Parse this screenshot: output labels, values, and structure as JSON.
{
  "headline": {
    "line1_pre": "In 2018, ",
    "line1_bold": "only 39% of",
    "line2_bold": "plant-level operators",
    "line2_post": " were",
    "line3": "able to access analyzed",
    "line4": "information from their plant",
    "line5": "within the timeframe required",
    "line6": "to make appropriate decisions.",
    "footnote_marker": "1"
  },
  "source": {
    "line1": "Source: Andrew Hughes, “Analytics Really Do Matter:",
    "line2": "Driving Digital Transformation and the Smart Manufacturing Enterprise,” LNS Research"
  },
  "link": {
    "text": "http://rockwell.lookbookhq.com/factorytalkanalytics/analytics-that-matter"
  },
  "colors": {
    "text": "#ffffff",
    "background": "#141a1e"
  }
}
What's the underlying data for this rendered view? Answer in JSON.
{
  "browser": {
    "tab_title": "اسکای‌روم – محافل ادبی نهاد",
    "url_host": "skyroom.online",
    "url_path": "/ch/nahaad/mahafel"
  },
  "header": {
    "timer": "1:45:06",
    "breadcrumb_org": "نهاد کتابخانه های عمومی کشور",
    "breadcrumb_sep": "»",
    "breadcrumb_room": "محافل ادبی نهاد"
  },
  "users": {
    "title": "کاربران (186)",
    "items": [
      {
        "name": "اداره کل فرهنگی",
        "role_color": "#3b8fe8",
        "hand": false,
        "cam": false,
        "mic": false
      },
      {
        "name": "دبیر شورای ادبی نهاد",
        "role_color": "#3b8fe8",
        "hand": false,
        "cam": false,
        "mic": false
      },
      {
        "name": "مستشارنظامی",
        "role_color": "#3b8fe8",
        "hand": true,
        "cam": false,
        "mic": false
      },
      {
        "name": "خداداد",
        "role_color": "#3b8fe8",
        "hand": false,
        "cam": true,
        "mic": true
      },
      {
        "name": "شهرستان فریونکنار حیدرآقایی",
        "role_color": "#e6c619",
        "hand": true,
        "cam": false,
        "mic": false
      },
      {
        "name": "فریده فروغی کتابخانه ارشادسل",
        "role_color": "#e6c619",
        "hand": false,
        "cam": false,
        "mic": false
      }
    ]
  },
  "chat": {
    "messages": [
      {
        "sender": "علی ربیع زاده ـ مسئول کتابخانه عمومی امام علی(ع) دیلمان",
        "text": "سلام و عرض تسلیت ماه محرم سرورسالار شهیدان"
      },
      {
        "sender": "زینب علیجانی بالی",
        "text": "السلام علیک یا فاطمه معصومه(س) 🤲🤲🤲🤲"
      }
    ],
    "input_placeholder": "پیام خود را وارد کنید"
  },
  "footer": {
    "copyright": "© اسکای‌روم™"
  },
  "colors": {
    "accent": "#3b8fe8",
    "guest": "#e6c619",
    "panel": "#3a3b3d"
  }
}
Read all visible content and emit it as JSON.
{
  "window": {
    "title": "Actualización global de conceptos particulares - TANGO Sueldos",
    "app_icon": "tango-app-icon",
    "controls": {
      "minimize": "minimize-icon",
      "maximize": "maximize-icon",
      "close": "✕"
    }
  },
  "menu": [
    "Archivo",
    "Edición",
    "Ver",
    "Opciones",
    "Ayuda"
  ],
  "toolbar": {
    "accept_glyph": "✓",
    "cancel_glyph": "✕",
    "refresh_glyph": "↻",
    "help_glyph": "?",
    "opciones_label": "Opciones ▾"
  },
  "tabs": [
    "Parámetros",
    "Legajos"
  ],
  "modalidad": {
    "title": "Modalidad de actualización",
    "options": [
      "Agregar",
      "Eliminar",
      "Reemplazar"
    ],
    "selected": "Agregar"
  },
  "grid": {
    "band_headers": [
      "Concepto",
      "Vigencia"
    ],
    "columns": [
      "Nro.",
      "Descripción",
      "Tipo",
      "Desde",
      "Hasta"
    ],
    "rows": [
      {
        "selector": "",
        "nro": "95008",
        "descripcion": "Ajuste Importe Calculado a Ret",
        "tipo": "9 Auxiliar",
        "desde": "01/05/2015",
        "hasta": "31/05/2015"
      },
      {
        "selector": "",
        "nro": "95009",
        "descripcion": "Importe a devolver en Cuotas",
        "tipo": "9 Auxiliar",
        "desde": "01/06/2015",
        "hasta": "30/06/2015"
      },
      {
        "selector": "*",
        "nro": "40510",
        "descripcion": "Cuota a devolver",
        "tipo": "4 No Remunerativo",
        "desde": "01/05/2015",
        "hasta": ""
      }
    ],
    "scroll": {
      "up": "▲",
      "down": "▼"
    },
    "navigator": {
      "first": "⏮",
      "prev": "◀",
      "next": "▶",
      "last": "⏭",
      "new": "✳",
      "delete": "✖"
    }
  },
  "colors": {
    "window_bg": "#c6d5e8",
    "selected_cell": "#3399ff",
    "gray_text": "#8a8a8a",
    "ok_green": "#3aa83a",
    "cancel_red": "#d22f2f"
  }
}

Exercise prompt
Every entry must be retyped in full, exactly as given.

Your response
Parse this screenshot: output labels, values, and structure as JSON.
{
  "headline": {
    "line1_pre": "In 2018, ",
    "line1_bold": "only 39% of",
    "line2_bold": "plant-level operators",
    "line2_post": " were",
    "line3": "able to access analyzed",
    "line4": "information from their plant",
    "line5": "within the timeframe required",
    "line6": "to make appropriate decisions.",
    "footnote_marker": "1"
  },
  "source": {
    "line1": "Source: Andrew Hughes, “Analytics Really Do Matter:",
    "line2": "Driving Digital Transformation and the Smart Manufacturing Enterprise,” LNS Research"
  },
  "link": {
    "text": "http://rockwell.lookbookhq.com/factorytalkanalytics/analytics-that-matter"
  },
  "colors": {
    "text": "#ffffff",
    "background": "#141a1e"
  }
}
What's the underlying data for this rendered view? Answer in JSON.
{
  "browser": {
    "tab_title": "اسکای‌روم – محافل ادبی نهاد",
    "url_host": "skyroom.online",
    "url_path": "/ch/nahaad/mahafel"
  },
  "header": {
    "timer": "1:45:06",
    "breadcrumb_org": "نهاد کتابخانه های عمومی کشور",
    "breadcrumb_sep": "»",
    "breadcrumb_room": "محافل ادبی نهاد"
  },
  "users": {
    "title": "کاربران (186)",
    "items": [
      {
        "name": "اداره کل فرهنگی",
        "role_color": "#3b8fe8",
        "hand": false,
        "cam": false,
        "mic": false
      },
      {
        "name": "دبیر شورای ادبی نهاد",
        "role_color": "#3b8fe8",
        "hand": false,
        "cam": false,
        "mic": false
      },
      {
        "name": "مستشارنظامی",
        "role_color": "#3b8fe8",
        "hand": true,
        "cam": false,
        "mic": false
      },
      {
        "name": "خداداد",
        "role_color": "#3b8fe8",
        "hand": false,
        "cam": true,
        "mic": true
      },
      {
        "name": "شهرستان فریونکنار حیدرآقایی",
        "role_color": "#e6c619",
        "hand": true,
        "cam": false,
        "mic": false
      },
      {
        "name": "فریده فروغی کتابخانه ارشادسل",
        "role_color": "#e6c619",
        "hand": false,
        "cam": false,
        "mic": false
      }
    ]
  },
  "chat": {
    "messages": [
      {
        "sender": "علی ربیع زاده ـ مسئول کتابخانه عمومی امام علی(ع) دیلمان",
        "text": "سلام و عرض تسلیت ماه محرم سرورسالار شهیدان"
      },
      {
        "sender": "زینب علیجانی بالی",
        "text": "السلام علیک یا فاطمه معصومه(س) 🤲🤲🤲🤲"
      }
    ],
    "input_placeholder": "پیام خود را وارد کنید"
  },
  "footer": {
    "copyright": "© اسکای‌روم™"
  },
  "colors": {
    "accent": "#3b8fe8",
    "guest": "#e6c619",
    "panel": "#3a3b3d"
  }
}
Read all visible content and emit it as JSON.
{
  "window": {
    "title": "Actualización global de conceptos particulares - TANGO Sueldos",
    "app_icon": "tango-app-icon",
    "controls": {
      "minimize": "minimize-icon",
      "maximize": "maximize-icon",
      "close": "✕"
    }
  },
  "menu": [
    "Archivo",
    "Edición",
    "Ver",
    "Opciones",
    "Ayuda"
  ],
  "toolbar": {
    "accept_glyph": "✓",
    "cancel_glyph": "✕",
    "refresh_glyph": "↻",
    "help_glyph": "?",
    "opciones_label": "Opciones ▾"
  },
  "tabs": [
    "Parámetros",
    "Legajos"
  ],
  "modalidad": {
    "title": "Modalidad de actualización",
    "options": [
      "Agregar",
      "Eliminar",
      "Reemplazar"
    ],
    "selected": "Agregar"
  },
  "grid": {
    "band_headers": [
      "Concepto",
      "Vigencia"
    ],
    "columns": [
      "Nro.",
      "Descripción",
      "Tipo",
      "Desde",
      "Hasta"
    ],
    "rows": [
      {
        "selector": "",
        "nro": "95008",
        "descripcion": "Ajuste Importe Calculado a Ret",
        "tipo": "9 Auxiliar",
        "desde": "01/05/2015",
        "hasta": "31/05/2015"
      },
      {
        "selector": "",
        "nro": "95009",
        "descripcion": "Importe a devolver en Cuotas",
        "tipo": "9 Auxiliar",
        "desde": "01/06/2015",
        "hasta": "30/06/2015"
      },
      {
        "selector": "*",
        "nro": "40510",
        "descripcion": "Cuota a devolver",
        "tipo": "4 No Remunerativo",
        "desde": "01/05/2015",
        "hasta": ""
      }
    ],
    "scroll": {
      "up": "▲",
      "down": "▼"
    },
    "navigator": {
      "first": "⏮",
      "prev": "◀",
      "next": "▶",
      "last": "⏭",
      "new": "✳",
      "delete": "✖"
    }
  },
  "colors": {
    "window_bg": "#c6d5e8",
    "selected_cell": "#3399ff",
    "gray_text": "#8a8a8a",
    "ok_green": "#3aa83a",
    "cancel_red": "#d22f2f"
  }
}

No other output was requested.